"It's unfair. The jury was all white. They don't know where E-C Records is. They don't know a damned thing about the ghetto," Charles Freeman yelled to reporters after he was convicted Wednesday.Critics of the rap group hailed the verdict as a milestone in the battle against material they consider obscene. The music industry and civil libertarians decried it as censorship.
2 Live Crew and its album "As Nasty as They Wanna Be" have been at the center of a First Amendment dispute since June 6, when a federal judge deemed obscene lyrics that include references to sodomy and sexual intercourse. Some also have objected to the lyrics as violent and degrading to women.
The jury of five women and one man took only 2 1/2 hours to return the verdict against Freeman, 31, on a misdemeanor charge. Jurors later declined to discuss their decision.
"It's the first time in musical history that a piece of work has been found to be obscene," said Trish Heimers, spokeswoman for the Recording Industry Association of America, a Washington-based trade association for U.S. record companies.
"I would most certainly characterize this as censorship," she said.
Donald Wildmon, founder of the conservative American Family Association based in Tupelo, Miss., said the conviction is a sign of a national trend against obscenity and pornography.
"There's definitely a shift in attitudes in America about this kind of trash," he said.
Luther Campbell, leader of 2 Live Crew, said he wasn't surprised by the verdict.

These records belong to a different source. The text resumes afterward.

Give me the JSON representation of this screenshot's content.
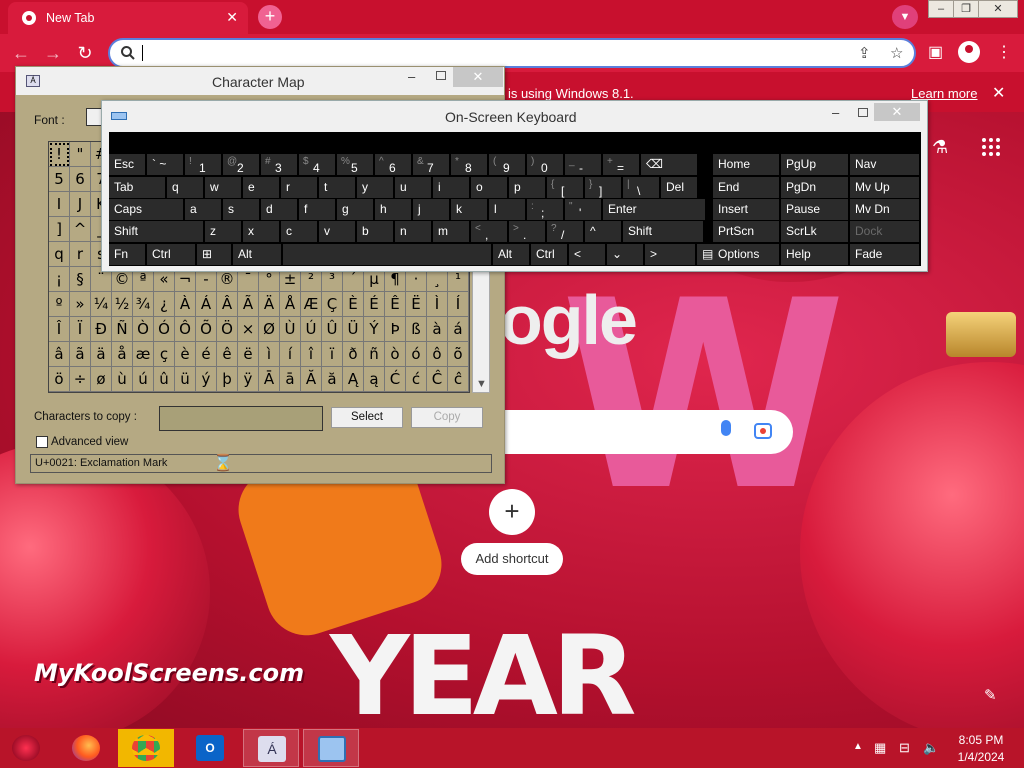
{
  "browser": {
    "tab_title": "New Tab",
    "tab_close": "✕",
    "new_tab": "+",
    "infobar_message": "r is using Windows 8.1.",
    "infobar_link": "Learn more",
    "new_tab_page": {
      "logo_partial": "ogle",
      "add_shortcut_label": "Add shortcut",
      "add_shortcut_plus": "+"
    }
  },
  "watermark": "MyKoolScreens.com",
  "charmap": {
    "title": "Character Map",
    "font_label": "Font :",
    "characters_to_copy_label": "Characters to copy :",
    "characters_to_copy_value": "",
    "select_button": "Select",
    "copy_button": "Copy",
    "advanced_view_label": "Advanced view",
    "advanced_view_checked": false,
    "status": "U+0021: Exclamation Mark",
    "grid_rows": [
      [
        "!",
        "\"",
        "#",
        "",
        "",
        "",
        "",
        "",
        "",
        "",
        "",
        "",
        "",
        "",
        "",
        "",
        "",
        "",
        "",
        ""
      ],
      [
        "5",
        "6",
        "7",
        "",
        "",
        "",
        "",
        "",
        "",
        "",
        "",
        "",
        "",
        "",
        "",
        "",
        "",
        "",
        "",
        ""
      ],
      [
        "I",
        "J",
        "K",
        "",
        "",
        "",
        "",
        "",
        "",
        "",
        "",
        "",
        "",
        "",
        "",
        "",
        "",
        "",
        "",
        ""
      ],
      [
        "]",
        "^",
        "_",
        "",
        "",
        "",
        "",
        "",
        "",
        "",
        "",
        "",
        "",
        "",
        "",
        "",
        "",
        "",
        "",
        ""
      ],
      [
        "q",
        "r",
        "s",
        "",
        "",
        "",
        "",
        "",
        "",
        "",
        "",
        "",
        "",
        "",
        "",
        "",
        "",
        "",
        "",
        ""
      ],
      [
        "¡",
        "§",
        "¨",
        "©",
        "ª",
        "«",
        "¬",
        "-",
        "®",
        "¯",
        "°",
        "±",
        "²",
        "³",
        "´",
        "µ",
        "¶",
        "·",
        "¸",
        "¹"
      ],
      [
        "º",
        "»",
        "¼",
        "½",
        "¾",
        "¿",
        "À",
        "Á",
        "Â",
        "Ã",
        "Ä",
        "Å",
        "Æ",
        "Ç",
        "È",
        "É",
        "Ê",
        "Ë",
        "Ì",
        "Í"
      ],
      [
        "Î",
        "Ï",
        "Ð",
        "Ñ",
        "Ò",
        "Ó",
        "Ô",
        "Õ",
        "Ö",
        "×",
        "Ø",
        "Ù",
        "Ú",
        "Û",
        "Ü",
        "Ý",
        "Þ",
        "ß",
        "à",
        "á"
      ],
      [
        "â",
        "ã",
        "ä",
        "å",
        "æ",
        "ç",
        "è",
        "é",
        "ê",
        "ë",
        "ì",
        "í",
        "î",
        "ï",
        "ð",
        "ñ",
        "ò",
        "ó",
        "ô",
        "õ"
      ],
      [
        "ö",
        "÷",
        "ø",
        "ù",
        "ú",
        "û",
        "ü",
        "ý",
        "þ",
        "ÿ",
        "Ā",
        "ā",
        "Ă",
        "ă",
        "Ą",
        "ą",
        "Ć",
        "ć",
        "Ĉ",
        "ĉ"
      ]
    ]
  },
  "osk": {
    "title": "On-Screen Keyboard",
    "row1": [
      {
        "main": "Esc"
      },
      {
        "main": "` ~",
        "sub": ""
      },
      {
        "main": "1",
        "sub": "!"
      },
      {
        "main": "2",
        "sub": "@"
      },
      {
        "main": "3",
        "sub": "#"
      },
      {
        "main": "4",
        "sub": "$"
      },
      {
        "main": "5",
        "sub": "%"
      },
      {
        "main": "6",
        "sub": "^"
      },
      {
        "main": "7",
        "sub": "&"
      },
      {
        "main": "8",
        "sub": "*"
      },
      {
        "main": "9",
        "sub": "("
      },
      {
        "main": "0",
        "sub": ")"
      },
      {
        "main": "-",
        "sub": "_"
      },
      {
        "main": "=",
        "sub": "+"
      },
      {
        "main": "⌫"
      }
    ],
    "row2": [
      {
        "main": "Tab"
      },
      {
        "main": "q"
      },
      {
        "main": "w"
      },
      {
        "main": "e"
      },
      {
        "main": "r"
      },
      {
        "main": "t"
      },
      {
        "main": "y"
      },
      {
        "main": "u"
      },
      {
        "main": "i"
      },
      {
        "main": "o"
      },
      {
        "main": "p"
      },
      {
        "main": "[",
        "sub": "{"
      },
      {
        "main": "]",
        "sub": "}"
      },
      {
        "main": "\\",
        "sub": "|"
      },
      {
        "main": "Del"
      }
    ],
    "row3": [
      {
        "main": "Caps"
      },
      {
        "main": "a"
      },
      {
        "main": "s"
      },
      {
        "main": "d"
      },
      {
        "main": "f"
      },
      {
        "main": "g"
      },
      {
        "main": "h"
      },
      {
        "main": "j"
      },
      {
        "main": "k"
      },
      {
        "main": "l"
      },
      {
        "main": ";",
        "sub": ":"
      },
      {
        "main": "'",
        "sub": "\""
      },
      {
        "main": "Enter"
      }
    ],
    "row4": [
      {
        "main": "Shift"
      },
      {
        "main": "z"
      },
      {
        "main": "x"
      },
      {
        "main": "c"
      },
      {
        "main": "v"
      },
      {
        "main": "b"
      },
      {
        "main": "n"
      },
      {
        "main": "m"
      },
      {
        "main": ",",
        "sub": "<"
      },
      {
        "main": ".",
        "sub": ">"
      },
      {
        "main": "/",
        "sub": "?"
      },
      {
        "main": "^"
      },
      {
        "main": "Shift"
      }
    ],
    "row5": [
      {
        "main": "Fn"
      },
      {
        "main": "Ctrl"
      },
      {
        "main": "⊞"
      },
      {
        "main": "Alt"
      },
      {
        "main": ""
      },
      {
        "main": "Alt"
      },
      {
        "main": "Ctrl"
      },
      {
        "main": "<"
      },
      {
        "main": "⌄"
      },
      {
        "main": ">"
      },
      {
        "main": "▤"
      }
    ],
    "nav_keys": [
      [
        "Home",
        "PgUp",
        "Nav"
      ],
      [
        "End",
        "PgDn",
        "Mv Up"
      ],
      [
        "Insert",
        "Pause",
        "Mv Dn"
      ],
      [
        "PrtScn",
        "ScrLk",
        "Dock"
      ],
      [
        "Options",
        "Help",
        "Fade"
      ]
    ]
  },
  "taskbar": {
    "time": "8:05 PM",
    "date": "1/4/2024",
    "apps": [
      "firefox-icon",
      "chrome-icon",
      "outlook-icon",
      "charmap-icon",
      "osk-icon"
    ]
  }
}
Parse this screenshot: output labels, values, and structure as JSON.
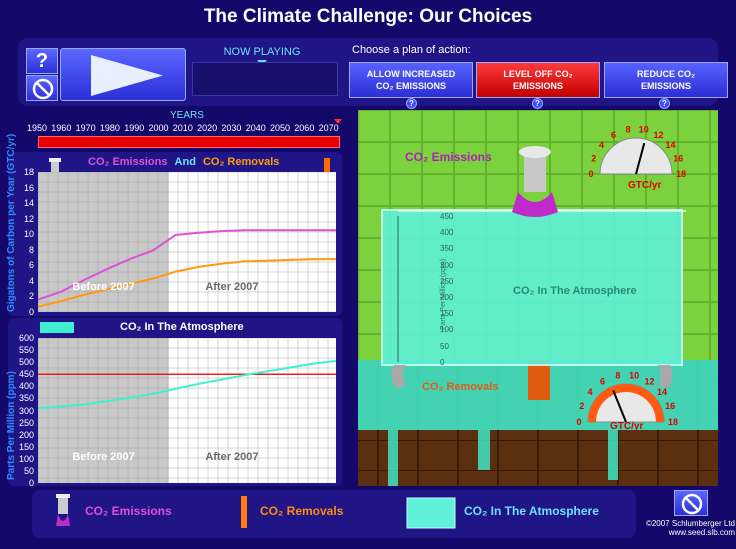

"I had figured that the guy would be found guilty based on the jury that was chosen," Campbell said in a statement. "The community standards in the black area and white area are completely different."
Campbell and two other members of the rap group face trial Tuesday on charges of performing obscene material at a nightclub show in nearby Hollywood. Freeman's sentencing has been set for Nov. 2. The conviction carries a possible one-year jail sentence and $1,000 fine.